Recently, the Delaware Supreme Court held that, just like in Florida, Medicare and Medicaid write-offs do not fall under the collateral source rule. However, the court also held that future medical expenses were not subject to Medicaid reimbursement limitations. 

The case is Smith v. Mahoney. According to court records, plaintiff was injured in two car accidents. Although she was gainfully employed at the time of the crashes, she was eligible for Medicaid coverage. Initially, her treating physician sought to recover his standard charges of $23,000 from the proceeds of any personal injury settlement. However, the doctor later opted to just bill Medicaid for the charges and accepted $5,200. Medicaid in turn asserted a lien in that amount on any future recovery by lawsuit or settlement.

Plaintiff filed a lawsuit against the two negligent drivers and presented evidence of her doctor’s $23,000 bill plus a $2,000 MRI bill and expert witness testimony indicating she would need $3,300 annually in future medical treatment.

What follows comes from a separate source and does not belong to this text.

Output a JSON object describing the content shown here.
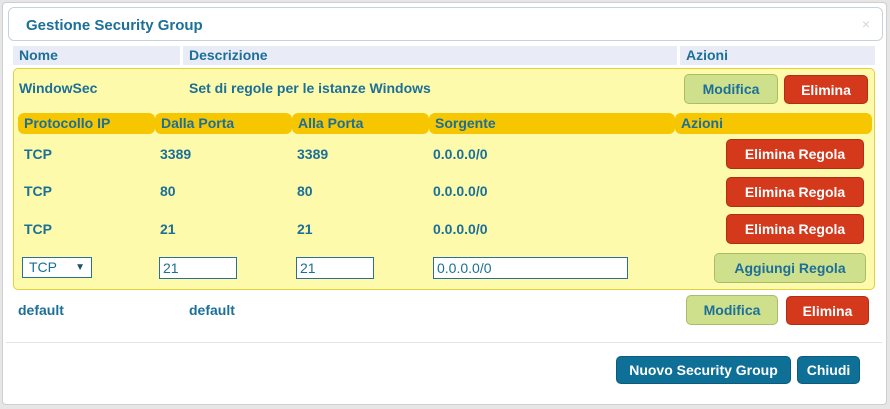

Jurors did not hear that medical providers were never paid the difference between what Medicaid paid and the doctor originally billed.

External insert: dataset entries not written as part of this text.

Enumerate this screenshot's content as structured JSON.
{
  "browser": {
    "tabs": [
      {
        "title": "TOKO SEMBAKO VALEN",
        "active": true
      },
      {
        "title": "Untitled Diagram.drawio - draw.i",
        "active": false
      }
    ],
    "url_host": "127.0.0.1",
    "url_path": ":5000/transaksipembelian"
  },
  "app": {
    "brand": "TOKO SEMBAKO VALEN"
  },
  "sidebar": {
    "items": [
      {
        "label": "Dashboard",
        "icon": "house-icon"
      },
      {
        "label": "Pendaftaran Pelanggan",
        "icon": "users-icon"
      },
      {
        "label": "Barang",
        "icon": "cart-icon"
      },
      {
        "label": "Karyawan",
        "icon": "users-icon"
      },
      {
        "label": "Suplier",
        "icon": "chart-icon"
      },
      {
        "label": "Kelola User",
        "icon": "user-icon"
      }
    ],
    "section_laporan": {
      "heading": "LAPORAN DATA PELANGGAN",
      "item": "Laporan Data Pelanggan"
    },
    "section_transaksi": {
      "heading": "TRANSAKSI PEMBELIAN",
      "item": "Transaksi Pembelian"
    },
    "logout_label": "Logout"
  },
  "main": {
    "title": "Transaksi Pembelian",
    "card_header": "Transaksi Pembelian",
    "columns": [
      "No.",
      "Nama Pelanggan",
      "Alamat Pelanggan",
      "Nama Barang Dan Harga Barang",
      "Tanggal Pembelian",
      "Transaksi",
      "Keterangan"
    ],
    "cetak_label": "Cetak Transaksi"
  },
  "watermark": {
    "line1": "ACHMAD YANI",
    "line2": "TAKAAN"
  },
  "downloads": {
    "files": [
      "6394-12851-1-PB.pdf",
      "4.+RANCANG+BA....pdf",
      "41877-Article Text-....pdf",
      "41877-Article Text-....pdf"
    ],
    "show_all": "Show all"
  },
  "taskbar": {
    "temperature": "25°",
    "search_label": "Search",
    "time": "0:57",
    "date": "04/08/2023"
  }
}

A jury returned a verdict for $25,000 in prior medical expenses, $10,000 for future medical expenses and $15,000 for pain and suffering.

The court later issued an opinion reducing the prior medical expenses award from $25,000 to $5,200 – the amount actually accepted by the provider.

Plaintiff appealed. The state supreme court had already held that the collateral source rule did not extend to Medicare, but its most recent ruling determined that this legal reasoning also applies to Medicaid reimbursements. However, just like in Florida, justices ruled that the uncertainty of future Medicaid benefits (which are predicated on one’s income) can’t be used to limit a plaintiff’s future medical expenses.

If you have been injured in an accident, contact the Hollander Law Firm at 888-751-7777 for a free and confidential consultation. There is no fee unless we win.

Additional Resources:

Smith v. Mahoney, Nov. 3, 2016, Delaware Supreme Court

More Blog Entries:

Deaths in Teen Driver Crashes Spike After Years on Decline, Nov. 8, 2016, Florida Car Accident Lawyer Blog